Divine Wrong?

Like many of my fellow classmates, I too found the text difficult to understand, but there was one thing that interested me: the idea of divine right and its effects on the decisions of the characters in the play. Divine right is the idea that certain bloodlines are chosen by God to rule, and this lends itself to allow people to rule who may not be the best choices for the throne. King Richard is an apt example of this, seeing as the choices he and others make in response to him often do not reflect the morality befitting a king.

In Act I, Scene ii, the Duchess of Gloucester approaches Gaunt to avenge the death of her husband, who is also Gaunt’s brother, and it is believed that King Richard secretly has something to do with it. Gaunt says he can not intervene because the king has been appointed by God, and he does not want to have to answer to God for his actions. It seems that he bases his logic solely on this idea of divine right, and this stops him from being able to do what may be right.

What is right, it seems, is not always what this “divinely” appointed king is after. When trying to solve the dispute between Bullingbrook and Mowbray, he originally leaves them to duel. However, on the day in which they have their duel, Richard comes in and decides to banish both of them from England for ten years. Richard’s indecisive nature shows that he may not be the best fit for king.
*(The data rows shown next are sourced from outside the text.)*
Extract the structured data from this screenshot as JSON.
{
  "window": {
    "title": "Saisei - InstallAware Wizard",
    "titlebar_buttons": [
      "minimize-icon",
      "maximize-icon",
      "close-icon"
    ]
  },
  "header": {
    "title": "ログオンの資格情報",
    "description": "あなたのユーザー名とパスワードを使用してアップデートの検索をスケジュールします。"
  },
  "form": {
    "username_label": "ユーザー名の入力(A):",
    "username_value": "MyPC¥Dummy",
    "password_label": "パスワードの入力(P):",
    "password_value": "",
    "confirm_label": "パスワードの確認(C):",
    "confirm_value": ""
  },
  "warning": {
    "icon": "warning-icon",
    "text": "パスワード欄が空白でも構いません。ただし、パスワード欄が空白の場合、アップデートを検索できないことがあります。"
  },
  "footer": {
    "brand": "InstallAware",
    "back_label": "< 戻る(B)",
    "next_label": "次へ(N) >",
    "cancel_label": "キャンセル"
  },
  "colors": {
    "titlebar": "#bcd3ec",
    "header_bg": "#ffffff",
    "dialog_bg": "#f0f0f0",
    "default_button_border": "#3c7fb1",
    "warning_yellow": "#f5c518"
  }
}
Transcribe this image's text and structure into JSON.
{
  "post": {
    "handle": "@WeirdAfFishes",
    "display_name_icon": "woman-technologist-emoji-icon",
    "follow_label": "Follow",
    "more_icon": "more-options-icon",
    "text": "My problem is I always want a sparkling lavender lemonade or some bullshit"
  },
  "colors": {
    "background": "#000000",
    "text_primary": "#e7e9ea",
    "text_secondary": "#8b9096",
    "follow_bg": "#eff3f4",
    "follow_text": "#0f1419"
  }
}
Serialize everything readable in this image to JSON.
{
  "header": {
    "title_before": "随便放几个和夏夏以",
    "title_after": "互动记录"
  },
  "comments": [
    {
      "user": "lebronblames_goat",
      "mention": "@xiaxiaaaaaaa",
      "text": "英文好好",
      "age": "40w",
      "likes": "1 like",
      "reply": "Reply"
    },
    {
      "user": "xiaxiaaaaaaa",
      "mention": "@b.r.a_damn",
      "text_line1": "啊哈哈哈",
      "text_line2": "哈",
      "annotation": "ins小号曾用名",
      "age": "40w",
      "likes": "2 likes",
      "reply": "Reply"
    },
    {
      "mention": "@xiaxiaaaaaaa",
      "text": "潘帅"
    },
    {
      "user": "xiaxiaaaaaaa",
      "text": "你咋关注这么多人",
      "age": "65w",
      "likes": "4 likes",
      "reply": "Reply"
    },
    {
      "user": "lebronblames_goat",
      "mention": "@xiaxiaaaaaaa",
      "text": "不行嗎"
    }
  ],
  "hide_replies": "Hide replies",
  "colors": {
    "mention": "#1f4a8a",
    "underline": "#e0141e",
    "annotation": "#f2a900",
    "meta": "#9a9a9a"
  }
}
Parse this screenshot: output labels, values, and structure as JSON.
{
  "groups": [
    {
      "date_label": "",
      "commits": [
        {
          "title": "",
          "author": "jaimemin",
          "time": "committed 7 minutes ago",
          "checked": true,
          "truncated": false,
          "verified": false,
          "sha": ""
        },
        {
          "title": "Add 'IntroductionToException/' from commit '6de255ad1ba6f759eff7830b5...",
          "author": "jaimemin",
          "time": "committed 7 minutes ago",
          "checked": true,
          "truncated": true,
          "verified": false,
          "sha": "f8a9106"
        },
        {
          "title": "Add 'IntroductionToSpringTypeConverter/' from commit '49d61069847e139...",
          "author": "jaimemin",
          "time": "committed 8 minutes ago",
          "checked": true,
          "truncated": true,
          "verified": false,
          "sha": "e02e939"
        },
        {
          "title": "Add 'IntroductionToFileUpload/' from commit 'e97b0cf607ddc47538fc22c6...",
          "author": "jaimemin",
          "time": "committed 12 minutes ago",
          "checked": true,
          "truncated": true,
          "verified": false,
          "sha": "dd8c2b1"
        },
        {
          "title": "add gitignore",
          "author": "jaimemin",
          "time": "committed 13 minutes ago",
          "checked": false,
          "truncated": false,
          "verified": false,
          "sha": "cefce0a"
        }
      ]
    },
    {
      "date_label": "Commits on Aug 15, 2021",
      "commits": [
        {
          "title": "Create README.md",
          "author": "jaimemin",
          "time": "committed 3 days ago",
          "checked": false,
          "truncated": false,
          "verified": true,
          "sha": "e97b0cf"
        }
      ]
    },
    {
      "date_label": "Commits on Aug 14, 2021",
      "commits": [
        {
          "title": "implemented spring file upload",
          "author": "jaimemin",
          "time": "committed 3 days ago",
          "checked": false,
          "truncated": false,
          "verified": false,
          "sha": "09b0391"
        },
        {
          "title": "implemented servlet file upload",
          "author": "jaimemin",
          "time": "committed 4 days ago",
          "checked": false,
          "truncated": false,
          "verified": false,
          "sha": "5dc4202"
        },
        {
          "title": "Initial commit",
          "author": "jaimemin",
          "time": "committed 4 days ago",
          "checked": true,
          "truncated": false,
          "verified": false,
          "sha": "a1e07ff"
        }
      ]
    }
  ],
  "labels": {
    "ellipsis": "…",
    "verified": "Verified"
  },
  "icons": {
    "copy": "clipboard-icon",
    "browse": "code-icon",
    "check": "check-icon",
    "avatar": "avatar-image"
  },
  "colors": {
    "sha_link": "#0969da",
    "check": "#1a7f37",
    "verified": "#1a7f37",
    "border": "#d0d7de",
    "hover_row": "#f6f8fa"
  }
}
To make it worse, Richard then reduces Bullingbrook’s sentence from ten to six, saying that he takes pity on Bullingbrook’s father, John of Gaunt. As Bullingbrook points out, it doesn’t matter whether the banishment lasts six years or ten, for his father will be dead before he can return. This futile action shows that Richard is not the most thoughtful king.

However, this divine bloodline does lend itself to some interesting effects. In Act II, scene i, shortly after the banishment, John of Gaunt dies. Soon after, in Act II, scene iii, Bullingbrook returns to England to get revenge for the wrong done to him at the hands of King Richard. When chastised by his uncle, The Duke of York, Bullingbrook replies “As I was banished, I was banished Herford; But as I come, I come for Lancaster” (2.3. 112-113), showing that he has taken advantage of his father’s death and circumvented his banishment as Herford, for he has now inherited his father’s title as the Duke of Lancaster.

The same faulty rule that made Richard king allows Bullingbrook to defy the king’s decree and give him a chance to wreak his vengeance. While it may not necessarily be fair, it does make for these interesting dilemmas and moments in the play, creating tension between powerful relatives. Divine right, it seems, hardly leads to positive effects but often leads to interesting situations.

-Jon Farrell